**ASSIGNED TASK:**
Which lines of the listing hold the string "note"? Show each of them.

**DATA FOR PROCESSING:**
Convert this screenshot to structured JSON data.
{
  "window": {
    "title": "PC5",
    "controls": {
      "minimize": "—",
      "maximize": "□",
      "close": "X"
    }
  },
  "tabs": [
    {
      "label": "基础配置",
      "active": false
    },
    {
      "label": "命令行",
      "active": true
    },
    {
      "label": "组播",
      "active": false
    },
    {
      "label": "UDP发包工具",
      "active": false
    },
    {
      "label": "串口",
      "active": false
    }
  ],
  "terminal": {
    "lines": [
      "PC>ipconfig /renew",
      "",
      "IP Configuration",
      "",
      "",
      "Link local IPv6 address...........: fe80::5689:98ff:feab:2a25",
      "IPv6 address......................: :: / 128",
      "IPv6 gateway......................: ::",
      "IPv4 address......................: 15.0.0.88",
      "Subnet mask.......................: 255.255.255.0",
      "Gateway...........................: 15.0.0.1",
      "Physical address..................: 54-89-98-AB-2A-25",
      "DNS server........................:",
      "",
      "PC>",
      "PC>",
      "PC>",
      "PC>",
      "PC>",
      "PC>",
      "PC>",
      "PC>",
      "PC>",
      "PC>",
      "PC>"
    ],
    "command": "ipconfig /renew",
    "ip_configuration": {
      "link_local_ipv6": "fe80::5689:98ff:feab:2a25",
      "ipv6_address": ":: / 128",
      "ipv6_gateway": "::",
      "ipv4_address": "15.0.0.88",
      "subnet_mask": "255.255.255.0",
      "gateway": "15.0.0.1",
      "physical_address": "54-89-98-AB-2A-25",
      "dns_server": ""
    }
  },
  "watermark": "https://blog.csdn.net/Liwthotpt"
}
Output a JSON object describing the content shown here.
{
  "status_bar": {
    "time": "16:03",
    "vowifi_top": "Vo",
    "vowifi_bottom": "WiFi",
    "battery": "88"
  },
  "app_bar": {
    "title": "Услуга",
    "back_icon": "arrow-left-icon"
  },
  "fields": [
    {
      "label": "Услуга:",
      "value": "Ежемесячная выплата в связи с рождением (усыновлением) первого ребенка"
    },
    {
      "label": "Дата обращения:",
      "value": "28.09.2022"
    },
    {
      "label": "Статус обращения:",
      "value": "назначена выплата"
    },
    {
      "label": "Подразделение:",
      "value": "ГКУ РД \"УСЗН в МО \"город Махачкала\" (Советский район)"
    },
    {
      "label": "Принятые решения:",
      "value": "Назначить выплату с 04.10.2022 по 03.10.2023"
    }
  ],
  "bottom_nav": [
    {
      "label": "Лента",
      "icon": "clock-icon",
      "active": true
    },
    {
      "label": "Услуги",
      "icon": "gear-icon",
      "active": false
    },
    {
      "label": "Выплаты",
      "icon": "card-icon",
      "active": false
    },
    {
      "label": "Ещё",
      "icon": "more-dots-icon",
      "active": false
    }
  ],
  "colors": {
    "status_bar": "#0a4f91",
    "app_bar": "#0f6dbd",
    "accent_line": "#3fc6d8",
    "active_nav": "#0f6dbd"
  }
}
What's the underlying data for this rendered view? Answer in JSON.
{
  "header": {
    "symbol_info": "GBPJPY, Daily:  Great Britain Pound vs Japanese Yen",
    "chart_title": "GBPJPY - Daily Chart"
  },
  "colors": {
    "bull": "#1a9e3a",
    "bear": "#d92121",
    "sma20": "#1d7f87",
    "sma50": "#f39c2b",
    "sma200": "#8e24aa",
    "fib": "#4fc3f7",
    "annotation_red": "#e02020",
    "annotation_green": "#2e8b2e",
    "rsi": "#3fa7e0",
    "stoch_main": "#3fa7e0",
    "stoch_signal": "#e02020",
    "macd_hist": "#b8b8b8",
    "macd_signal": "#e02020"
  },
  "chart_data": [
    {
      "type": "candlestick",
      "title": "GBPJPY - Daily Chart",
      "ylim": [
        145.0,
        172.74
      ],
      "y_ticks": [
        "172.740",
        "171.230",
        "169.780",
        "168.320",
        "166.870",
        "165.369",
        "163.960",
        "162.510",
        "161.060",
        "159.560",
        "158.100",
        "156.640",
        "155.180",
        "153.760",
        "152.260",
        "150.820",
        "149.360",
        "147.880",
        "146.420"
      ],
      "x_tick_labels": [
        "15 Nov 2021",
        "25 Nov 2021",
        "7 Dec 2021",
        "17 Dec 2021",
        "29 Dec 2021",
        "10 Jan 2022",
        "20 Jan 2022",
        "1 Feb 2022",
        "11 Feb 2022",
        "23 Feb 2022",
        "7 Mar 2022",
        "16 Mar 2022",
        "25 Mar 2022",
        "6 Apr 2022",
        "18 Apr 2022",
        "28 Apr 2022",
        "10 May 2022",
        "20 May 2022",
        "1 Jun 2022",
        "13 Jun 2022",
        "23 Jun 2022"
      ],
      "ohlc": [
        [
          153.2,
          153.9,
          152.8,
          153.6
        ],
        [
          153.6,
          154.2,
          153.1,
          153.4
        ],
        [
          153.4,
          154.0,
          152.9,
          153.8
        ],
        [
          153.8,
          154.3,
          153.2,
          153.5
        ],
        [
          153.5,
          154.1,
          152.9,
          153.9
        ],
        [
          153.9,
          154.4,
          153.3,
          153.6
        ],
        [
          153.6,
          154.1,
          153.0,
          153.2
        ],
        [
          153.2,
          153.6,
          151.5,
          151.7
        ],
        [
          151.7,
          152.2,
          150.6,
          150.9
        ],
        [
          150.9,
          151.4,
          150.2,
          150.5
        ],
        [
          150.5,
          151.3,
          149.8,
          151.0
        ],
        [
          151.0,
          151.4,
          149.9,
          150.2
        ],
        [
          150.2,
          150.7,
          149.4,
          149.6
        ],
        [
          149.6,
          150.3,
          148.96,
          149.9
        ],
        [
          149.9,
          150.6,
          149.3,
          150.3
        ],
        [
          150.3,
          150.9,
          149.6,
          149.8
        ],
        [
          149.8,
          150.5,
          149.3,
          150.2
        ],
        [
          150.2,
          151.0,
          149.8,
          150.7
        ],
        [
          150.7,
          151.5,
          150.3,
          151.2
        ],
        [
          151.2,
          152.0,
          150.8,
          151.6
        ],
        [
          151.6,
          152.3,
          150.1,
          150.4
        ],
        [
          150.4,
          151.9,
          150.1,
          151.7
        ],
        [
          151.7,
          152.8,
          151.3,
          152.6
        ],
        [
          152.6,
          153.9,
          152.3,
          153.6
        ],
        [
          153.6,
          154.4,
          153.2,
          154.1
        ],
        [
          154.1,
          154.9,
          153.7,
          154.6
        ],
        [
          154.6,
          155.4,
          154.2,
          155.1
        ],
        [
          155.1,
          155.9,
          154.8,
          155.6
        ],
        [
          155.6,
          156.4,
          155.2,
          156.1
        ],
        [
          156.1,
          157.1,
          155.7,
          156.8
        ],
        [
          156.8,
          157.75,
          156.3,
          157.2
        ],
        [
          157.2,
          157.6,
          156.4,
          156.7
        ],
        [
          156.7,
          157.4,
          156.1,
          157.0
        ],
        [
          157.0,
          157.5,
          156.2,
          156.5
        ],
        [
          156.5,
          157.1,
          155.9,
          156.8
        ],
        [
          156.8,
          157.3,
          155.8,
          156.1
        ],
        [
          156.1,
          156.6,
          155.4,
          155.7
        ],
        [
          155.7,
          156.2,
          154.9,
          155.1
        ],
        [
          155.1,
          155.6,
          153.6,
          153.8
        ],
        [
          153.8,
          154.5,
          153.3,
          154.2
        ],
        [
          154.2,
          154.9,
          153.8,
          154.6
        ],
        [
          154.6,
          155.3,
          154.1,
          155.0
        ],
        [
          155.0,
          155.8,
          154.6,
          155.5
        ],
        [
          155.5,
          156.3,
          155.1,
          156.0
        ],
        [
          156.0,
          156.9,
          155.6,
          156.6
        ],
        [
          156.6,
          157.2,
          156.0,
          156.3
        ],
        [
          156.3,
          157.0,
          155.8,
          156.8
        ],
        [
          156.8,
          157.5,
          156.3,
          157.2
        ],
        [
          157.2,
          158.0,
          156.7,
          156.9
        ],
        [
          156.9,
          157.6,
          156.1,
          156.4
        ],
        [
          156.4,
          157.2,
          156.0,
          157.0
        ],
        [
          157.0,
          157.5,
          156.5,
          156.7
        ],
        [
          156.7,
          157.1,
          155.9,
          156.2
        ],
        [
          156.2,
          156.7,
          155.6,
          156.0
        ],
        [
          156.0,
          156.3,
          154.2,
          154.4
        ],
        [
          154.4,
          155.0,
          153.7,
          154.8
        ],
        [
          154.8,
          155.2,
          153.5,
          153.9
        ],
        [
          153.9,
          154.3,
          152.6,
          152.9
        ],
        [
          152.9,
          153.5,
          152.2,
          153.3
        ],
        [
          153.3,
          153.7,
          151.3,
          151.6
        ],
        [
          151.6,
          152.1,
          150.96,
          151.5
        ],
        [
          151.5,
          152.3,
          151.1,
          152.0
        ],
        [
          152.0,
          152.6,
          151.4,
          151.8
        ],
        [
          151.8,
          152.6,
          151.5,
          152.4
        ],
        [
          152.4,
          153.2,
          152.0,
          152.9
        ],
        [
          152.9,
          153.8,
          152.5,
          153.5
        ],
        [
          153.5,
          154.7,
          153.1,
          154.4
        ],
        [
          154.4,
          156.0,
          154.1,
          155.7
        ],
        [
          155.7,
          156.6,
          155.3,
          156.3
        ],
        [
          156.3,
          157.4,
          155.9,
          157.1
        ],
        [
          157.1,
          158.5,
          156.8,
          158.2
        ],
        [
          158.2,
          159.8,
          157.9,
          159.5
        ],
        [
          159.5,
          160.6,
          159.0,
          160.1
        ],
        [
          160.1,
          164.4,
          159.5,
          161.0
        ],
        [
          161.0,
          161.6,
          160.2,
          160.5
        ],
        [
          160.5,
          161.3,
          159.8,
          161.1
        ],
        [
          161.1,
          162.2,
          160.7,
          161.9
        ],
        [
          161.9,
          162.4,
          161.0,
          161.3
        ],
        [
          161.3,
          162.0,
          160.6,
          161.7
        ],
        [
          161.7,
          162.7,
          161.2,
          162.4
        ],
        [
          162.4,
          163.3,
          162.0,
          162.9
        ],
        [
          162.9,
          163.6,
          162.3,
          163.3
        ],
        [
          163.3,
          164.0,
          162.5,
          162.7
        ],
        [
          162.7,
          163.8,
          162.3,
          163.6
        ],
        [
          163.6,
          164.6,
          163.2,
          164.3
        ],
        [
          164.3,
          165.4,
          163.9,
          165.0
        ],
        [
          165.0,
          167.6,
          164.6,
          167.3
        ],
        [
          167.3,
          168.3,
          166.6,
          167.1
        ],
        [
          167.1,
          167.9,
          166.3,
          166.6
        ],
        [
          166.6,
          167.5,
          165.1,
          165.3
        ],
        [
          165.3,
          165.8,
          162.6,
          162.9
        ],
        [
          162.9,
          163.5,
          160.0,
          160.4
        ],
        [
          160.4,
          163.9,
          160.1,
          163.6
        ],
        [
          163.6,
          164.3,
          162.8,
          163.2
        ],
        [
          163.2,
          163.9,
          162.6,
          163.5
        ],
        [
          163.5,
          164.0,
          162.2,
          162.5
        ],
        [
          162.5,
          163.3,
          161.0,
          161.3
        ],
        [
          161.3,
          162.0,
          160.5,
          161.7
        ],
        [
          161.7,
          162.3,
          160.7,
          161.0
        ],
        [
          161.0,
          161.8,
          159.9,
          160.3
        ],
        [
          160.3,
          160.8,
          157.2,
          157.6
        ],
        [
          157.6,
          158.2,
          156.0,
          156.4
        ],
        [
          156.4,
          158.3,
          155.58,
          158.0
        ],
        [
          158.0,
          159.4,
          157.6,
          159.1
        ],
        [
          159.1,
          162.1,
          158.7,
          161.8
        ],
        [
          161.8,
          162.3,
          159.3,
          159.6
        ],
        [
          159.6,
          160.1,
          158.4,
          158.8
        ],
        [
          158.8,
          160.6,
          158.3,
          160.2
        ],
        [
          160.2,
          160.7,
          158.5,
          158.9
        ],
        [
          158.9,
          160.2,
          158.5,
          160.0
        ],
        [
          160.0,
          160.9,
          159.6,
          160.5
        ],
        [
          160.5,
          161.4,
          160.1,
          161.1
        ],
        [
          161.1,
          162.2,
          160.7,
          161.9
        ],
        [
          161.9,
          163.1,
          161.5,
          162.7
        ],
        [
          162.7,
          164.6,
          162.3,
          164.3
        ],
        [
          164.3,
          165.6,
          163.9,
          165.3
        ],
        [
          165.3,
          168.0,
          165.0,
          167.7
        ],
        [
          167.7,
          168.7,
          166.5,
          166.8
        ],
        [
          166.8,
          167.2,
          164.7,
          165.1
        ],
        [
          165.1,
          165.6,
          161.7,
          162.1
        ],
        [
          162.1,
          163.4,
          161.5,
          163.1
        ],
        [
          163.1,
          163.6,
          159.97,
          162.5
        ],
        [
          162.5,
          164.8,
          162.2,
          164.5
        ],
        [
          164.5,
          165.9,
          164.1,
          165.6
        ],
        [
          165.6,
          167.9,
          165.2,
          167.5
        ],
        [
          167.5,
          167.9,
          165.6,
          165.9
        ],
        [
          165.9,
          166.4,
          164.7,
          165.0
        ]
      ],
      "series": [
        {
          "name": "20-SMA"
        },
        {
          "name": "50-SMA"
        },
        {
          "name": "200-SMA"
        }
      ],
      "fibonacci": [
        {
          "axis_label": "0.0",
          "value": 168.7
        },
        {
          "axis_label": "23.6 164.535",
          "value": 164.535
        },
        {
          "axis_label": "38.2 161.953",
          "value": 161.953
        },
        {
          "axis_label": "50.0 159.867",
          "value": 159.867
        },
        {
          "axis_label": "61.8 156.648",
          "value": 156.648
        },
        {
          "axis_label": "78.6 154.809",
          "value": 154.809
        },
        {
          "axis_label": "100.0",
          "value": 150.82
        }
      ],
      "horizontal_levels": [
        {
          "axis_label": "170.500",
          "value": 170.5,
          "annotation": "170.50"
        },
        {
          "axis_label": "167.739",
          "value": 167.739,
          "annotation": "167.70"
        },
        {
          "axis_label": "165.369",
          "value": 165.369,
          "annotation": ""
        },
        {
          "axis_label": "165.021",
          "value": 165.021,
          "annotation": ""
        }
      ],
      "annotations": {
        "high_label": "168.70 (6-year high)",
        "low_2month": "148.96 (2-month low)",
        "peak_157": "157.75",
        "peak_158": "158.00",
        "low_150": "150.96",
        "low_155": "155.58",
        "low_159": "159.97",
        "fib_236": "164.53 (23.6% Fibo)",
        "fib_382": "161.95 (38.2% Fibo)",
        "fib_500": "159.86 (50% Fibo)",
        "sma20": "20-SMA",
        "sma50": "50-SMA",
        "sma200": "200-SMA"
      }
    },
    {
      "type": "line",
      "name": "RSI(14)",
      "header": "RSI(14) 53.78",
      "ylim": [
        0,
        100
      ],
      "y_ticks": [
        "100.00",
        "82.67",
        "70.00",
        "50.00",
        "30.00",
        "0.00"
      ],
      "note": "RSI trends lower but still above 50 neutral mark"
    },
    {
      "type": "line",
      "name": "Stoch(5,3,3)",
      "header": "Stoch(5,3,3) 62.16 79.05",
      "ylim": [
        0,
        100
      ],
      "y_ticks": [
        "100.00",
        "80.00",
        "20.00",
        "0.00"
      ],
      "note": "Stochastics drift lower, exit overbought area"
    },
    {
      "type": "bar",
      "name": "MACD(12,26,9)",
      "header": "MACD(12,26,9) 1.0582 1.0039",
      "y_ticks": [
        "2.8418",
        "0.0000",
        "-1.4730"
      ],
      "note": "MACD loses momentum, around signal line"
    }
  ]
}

**SOLUTION BELOW:**
      "note": "RSI trends lower but still above 50 neutral mark"
      "note": "Stochastics drift lower, exit overbought area"
      "note": "MACD loses momentum, around signal line"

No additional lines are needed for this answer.